The society organised demonstrations in Finland, some of which turned into riots. The Soviet division of occupied Poland with Germany, the Soviet occupations of LithuaniaLatvia and Estoniaand the Soviet invasion of Finland in the Winter War are described as elements in the Soviet construction of a security zone, or buffer region, against the perceived threat from the capitalist powers of Western Europe.
The United Kingdom and occupied areas Germany, its allies and occupied areas The Soviet Union and occupied areas On 31 JulyGerman Chancellor Adolf Hitler gave the order to start planning an assault on the Soviet Union, meaning Germany had to reassess its position regarding both Finland and Romania. Until then, Germany had rejected Finnish appeals to purchase arms, but with the prospect of an invasion of Russia, this policy was reversed, and in August the secret sale of weapons to Finland was permitted.
At the same time, German troops were allowed to transit through Sweden and Finland.
How the Poppy Came to Symbolize World War I | Smart News | Smithsonian
He also reminded the Germans of the Soviet—German non-aggression pact. Hitler inquired how the USSR planned to settle the "Finnish question", to which Molotov responded that it would mirror the events in Bessarabia and the Baltic states. Hitler rejected this course of action. Risto Ryti was the sole candidate not objected to by any of the three powers and was elected on 19 December.

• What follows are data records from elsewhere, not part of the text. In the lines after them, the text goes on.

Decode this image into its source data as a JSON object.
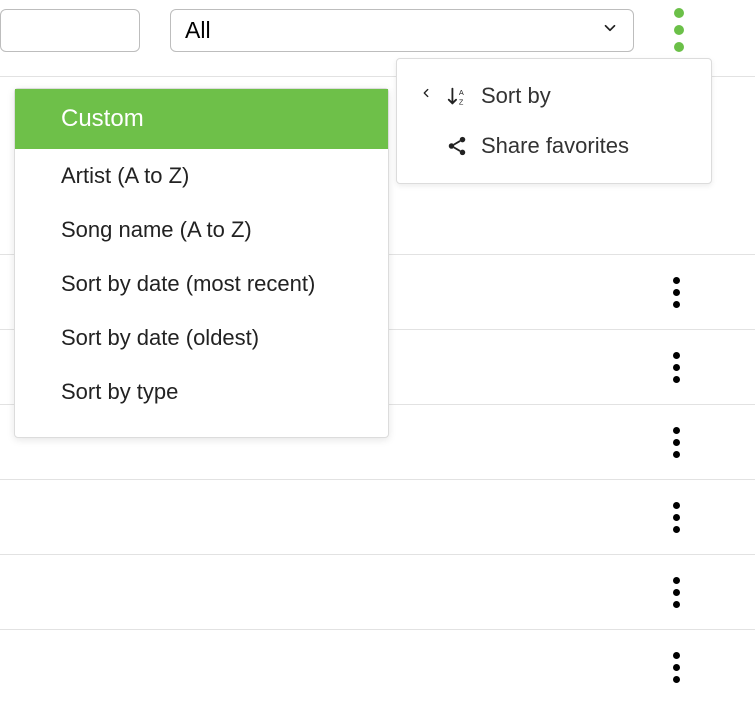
{
  "header": {
    "dropdown_value": "All"
  },
  "context_menu": {
    "sort_by_label": "Sort by",
    "share_label": "Share favorites"
  },
  "sort_options": [
    {
      "key": "custom",
      "label": "Custom",
      "selected": true
    },
    {
      "key": "artist",
      "label": "Artist (A to Z)",
      "selected": false
    },
    {
      "key": "song",
      "label": "Song name (A to Z)",
      "selected": false
    },
    {
      "key": "date_recent",
      "label": "Sort by date (most recent)",
      "selected": false
    },
    {
      "key": "date_oldest",
      "label": "Sort by date (oldest)",
      "selected": false
    },
    {
      "key": "type",
      "label": "Sort by type",
      "selected": false
    }
  ],
  "list_rows_count": 7
}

This was the first time the Germans had advised the Finnish government, in carefully couched diplomatic terms, that they were preparing for war with the Soviet Union. Outlines of the actual plan were revealed in January and regular contact between Finnish and German military leaders began in February.
Ambassador Ivan Zotov was replaced with the more flexible Pavel Orlov. Furthermore, the Soviet government announced that it no longer opposed a rapprochement between Finland and Sweden.
How the Poppy Came to Symbolize World War I
These conciliatory measures, however, did not have any effect on Finnish policy. Trotter stated that "it has so far proven impossible to pinpoint the exact date on which Finland was taken into confidence about Operation Barbarossa" and that "neither the Finns nor the Germans were entirely candid with one another as to their national aims and methods.
In any case, the step from contingency planning to actual operations, when it came, was little more than a formality.
He likewise refuted the so-called "driftwood theory" that Finland was merely a piece of driftwood swept uncontrollably in the rapids of great-power politics. Even then, most historians conclude that Finland did not have any realistic alternatives to cooperating with Germany at the time. The participants met on 25—28 May in Salzburg and Berlin, and continued their meeting in Helsinki from 3 to 6 June.
They agreed upon the arrival of German troops, Finnish mobilization, and a general division of operations. The Finnish decisions were made by the inner circle of political and military leaders, without the knowledge of the rest of the government, who were not informed until 9 June that mobilization of reservistsdue to tensions between Germany and the Soviet Union, would be required. The Finnish leadership and Mannerheim, in particular, clearly stated they would fight against the Soviets only to the extent necessary to redress the balance of the treaty.